The Effects of Static and Dynamic Visual Representations as Aids for Primary School Children in Tasks of Auditory Discrimination of Sound Patterns. An Intervention-based Study.

Jesus Tejada, Delia Serra

Abstract


It has been proposed that non-conventional presentations of visual information could be very useful as a scaffolding strategy in the learning of Western music notation. As a result, this study has attempted to determine if there is any effect of static and dynamic presentation modes of visual information in the recognition of sound patterns. An intervention-based quasi-experimental design was adopted with two groups of fifth-grade students in a Spanish city.
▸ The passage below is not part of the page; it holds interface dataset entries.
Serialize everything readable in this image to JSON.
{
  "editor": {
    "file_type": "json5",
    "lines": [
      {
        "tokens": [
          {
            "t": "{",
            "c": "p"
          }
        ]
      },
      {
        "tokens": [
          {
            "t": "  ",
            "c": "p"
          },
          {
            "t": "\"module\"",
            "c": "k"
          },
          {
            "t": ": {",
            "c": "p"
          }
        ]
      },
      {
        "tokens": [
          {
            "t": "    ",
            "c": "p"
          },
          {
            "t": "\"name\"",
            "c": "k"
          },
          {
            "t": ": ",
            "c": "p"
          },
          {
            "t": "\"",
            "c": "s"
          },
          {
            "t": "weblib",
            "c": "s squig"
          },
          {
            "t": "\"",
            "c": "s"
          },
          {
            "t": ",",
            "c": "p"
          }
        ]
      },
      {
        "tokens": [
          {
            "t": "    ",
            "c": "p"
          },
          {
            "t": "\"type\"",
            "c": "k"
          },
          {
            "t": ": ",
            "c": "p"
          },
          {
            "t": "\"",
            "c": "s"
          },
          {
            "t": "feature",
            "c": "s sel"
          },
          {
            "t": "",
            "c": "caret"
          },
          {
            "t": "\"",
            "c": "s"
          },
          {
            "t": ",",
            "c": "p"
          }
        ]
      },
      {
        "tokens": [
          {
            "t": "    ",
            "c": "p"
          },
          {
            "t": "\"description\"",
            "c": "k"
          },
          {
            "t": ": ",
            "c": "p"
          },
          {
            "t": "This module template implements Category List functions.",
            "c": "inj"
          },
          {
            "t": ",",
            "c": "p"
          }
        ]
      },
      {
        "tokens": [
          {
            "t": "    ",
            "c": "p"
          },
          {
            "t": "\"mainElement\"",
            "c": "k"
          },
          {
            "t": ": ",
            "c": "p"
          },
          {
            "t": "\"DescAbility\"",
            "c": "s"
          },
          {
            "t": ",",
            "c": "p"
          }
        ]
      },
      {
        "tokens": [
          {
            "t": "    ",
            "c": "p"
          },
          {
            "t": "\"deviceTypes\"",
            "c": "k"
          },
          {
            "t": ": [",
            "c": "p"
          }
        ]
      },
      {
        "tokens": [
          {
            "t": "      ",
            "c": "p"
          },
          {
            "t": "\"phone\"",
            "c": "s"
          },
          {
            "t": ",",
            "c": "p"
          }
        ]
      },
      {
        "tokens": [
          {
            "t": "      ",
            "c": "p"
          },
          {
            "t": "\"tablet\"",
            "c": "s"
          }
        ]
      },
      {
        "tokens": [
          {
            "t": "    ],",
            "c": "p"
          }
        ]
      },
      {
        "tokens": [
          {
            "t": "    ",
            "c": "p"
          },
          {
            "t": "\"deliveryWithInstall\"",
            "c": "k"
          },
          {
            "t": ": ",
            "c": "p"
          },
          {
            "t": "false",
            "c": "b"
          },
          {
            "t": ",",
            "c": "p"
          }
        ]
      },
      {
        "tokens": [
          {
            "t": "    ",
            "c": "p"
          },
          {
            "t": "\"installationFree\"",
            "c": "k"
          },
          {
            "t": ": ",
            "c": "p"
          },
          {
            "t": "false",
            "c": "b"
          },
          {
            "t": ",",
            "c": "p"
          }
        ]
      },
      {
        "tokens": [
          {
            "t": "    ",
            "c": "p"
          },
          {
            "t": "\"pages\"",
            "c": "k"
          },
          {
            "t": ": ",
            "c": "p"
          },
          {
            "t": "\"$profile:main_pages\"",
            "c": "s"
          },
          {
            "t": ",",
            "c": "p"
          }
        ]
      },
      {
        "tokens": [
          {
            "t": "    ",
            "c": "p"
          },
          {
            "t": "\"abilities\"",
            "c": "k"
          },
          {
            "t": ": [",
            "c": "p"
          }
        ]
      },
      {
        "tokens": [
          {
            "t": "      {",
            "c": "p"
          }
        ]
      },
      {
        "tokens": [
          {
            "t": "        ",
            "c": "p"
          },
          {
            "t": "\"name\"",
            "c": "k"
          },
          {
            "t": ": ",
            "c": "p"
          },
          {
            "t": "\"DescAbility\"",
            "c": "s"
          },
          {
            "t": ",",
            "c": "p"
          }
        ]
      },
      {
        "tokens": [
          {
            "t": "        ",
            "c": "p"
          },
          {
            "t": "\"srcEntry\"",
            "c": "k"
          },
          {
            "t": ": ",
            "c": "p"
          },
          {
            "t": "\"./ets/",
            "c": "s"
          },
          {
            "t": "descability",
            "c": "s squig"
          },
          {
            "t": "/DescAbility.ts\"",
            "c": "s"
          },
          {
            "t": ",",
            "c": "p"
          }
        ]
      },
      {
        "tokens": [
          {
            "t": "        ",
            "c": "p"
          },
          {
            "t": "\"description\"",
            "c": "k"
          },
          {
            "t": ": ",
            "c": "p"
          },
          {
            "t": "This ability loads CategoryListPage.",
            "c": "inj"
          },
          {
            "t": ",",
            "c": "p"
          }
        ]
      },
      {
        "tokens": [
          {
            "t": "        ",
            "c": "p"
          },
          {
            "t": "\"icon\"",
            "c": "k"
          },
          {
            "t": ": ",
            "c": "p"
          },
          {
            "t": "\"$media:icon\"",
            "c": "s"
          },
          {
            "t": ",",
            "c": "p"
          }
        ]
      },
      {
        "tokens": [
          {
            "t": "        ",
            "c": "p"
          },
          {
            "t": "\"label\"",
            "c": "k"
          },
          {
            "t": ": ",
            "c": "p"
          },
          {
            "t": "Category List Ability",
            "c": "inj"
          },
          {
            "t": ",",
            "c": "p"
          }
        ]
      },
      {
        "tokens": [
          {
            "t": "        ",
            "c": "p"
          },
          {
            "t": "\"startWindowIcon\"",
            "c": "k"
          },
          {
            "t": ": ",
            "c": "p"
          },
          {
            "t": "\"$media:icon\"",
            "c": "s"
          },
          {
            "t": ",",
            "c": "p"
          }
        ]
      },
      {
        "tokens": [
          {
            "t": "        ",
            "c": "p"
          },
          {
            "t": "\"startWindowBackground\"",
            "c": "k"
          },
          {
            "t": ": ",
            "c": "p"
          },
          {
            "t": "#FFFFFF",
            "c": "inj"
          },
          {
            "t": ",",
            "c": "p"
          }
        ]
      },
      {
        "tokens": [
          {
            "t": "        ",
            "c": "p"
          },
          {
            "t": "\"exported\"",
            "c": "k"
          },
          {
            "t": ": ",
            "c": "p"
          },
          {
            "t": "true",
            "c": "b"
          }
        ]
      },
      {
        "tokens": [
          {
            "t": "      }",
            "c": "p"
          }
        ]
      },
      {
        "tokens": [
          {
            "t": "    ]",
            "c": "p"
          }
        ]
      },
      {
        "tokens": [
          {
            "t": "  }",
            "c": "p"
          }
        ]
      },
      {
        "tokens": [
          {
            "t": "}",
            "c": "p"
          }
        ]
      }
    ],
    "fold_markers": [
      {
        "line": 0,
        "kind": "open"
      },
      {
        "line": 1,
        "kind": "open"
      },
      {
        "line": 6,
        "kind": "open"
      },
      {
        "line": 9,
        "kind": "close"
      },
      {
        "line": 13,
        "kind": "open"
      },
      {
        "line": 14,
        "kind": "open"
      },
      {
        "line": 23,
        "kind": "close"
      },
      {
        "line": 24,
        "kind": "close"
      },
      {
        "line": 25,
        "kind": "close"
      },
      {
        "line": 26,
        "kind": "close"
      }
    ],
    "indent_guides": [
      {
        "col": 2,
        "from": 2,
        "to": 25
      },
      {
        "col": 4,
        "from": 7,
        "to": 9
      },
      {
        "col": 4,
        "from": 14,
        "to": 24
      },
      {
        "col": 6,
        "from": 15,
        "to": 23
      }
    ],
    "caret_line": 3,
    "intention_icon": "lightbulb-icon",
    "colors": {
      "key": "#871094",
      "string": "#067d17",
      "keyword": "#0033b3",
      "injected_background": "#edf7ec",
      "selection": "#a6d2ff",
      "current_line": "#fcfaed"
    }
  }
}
Students did tasks involving discrimination, auditory recognition and symbolic association of the sound patterns with non-musical representations, either static images (S group), or dynamic images (D group). The results showed neither statistically significant differences in the scores of D and S, nor influence of the covariates on the dependent variable, although statistically significant intra-group differences were found for both groups. This suggests that both types of graphic formats could be effective as digital learning mediators in the learning of Western musical notation.

Keywords


bimodality; static-dynamic presentation, discrimination of melodic patterns; music education

Full Text:

PDF


Copyright (c) 2018 Jesus Tejada, Delia Serra


International Journal of Emerging Technologies in Learning. ISSN: 1863-0383
Creative Commons License SPARC Europe Seal
Indexing:
Web of Science ESCI logo Engineering Information logo INSPEC logo DBLP logo ELSEVIER Scopus logo EDiTLib logo EBSCO logo Ulrich's logo Google Scholar logo Microsoft® Academic SearchDOAJ logo